*THE PROBLEM:* Copy every line from the records that holds the word "Mateo".

*GIVEN ENTRIES:*
.....
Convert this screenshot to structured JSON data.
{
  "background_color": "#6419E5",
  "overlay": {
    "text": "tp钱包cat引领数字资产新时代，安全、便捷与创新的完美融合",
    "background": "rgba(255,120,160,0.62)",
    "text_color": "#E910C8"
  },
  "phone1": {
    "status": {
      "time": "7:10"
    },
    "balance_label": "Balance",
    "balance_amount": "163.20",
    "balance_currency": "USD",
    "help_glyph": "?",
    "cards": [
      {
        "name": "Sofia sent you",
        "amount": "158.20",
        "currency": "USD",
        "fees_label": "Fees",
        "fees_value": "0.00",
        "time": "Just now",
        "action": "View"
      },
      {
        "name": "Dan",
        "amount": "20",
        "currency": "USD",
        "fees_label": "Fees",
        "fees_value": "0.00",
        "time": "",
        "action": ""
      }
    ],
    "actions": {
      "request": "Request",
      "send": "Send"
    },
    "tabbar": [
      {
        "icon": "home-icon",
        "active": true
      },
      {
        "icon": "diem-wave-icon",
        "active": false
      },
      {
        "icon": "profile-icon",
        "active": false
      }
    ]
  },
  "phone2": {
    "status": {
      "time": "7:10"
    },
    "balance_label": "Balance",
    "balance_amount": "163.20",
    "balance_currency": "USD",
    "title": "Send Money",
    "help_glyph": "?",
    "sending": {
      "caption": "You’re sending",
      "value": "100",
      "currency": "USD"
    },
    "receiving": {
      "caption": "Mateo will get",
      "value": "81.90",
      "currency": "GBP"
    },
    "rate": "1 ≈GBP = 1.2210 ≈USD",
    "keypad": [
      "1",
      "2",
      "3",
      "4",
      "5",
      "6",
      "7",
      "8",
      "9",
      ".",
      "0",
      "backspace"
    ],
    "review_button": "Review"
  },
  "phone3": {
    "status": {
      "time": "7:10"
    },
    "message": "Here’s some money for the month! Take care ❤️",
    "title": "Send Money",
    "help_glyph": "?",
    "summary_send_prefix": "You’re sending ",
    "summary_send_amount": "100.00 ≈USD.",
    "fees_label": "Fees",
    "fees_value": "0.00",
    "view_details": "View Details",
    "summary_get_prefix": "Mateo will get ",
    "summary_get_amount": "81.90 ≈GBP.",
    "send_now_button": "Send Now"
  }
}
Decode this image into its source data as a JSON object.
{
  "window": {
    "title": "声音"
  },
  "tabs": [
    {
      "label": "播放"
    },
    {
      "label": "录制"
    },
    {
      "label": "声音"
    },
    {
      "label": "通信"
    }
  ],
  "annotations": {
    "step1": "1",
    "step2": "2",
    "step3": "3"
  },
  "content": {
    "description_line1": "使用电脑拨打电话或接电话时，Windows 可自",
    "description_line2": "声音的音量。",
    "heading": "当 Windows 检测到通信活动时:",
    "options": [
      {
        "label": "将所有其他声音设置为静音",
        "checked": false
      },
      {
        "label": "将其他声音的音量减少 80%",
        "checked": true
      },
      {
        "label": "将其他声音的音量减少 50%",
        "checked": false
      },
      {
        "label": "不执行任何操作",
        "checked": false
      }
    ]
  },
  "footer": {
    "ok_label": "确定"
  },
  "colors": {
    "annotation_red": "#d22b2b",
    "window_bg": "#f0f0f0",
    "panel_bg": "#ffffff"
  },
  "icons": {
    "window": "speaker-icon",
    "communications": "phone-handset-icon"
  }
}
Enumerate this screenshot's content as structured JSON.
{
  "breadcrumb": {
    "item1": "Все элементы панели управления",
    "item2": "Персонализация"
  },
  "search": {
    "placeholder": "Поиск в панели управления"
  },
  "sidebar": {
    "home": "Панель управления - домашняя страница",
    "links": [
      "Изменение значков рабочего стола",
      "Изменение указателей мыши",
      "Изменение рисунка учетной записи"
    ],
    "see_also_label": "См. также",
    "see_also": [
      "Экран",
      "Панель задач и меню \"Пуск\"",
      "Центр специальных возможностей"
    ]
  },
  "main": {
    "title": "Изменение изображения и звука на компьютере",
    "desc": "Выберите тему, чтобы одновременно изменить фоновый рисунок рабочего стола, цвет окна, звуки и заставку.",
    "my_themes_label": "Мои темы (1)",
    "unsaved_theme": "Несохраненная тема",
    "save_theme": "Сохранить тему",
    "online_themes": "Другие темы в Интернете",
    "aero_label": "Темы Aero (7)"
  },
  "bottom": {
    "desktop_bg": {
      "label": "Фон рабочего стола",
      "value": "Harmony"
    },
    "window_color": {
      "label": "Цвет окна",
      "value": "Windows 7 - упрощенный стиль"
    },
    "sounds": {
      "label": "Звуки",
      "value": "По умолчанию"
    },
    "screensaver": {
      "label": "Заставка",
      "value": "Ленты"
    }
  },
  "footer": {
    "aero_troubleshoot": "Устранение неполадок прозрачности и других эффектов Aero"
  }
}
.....
*ANSWER TO THE PROBLEM:*
      "caption": "Mateo will get",
    "summary_get_prefix": "Mateo will get ",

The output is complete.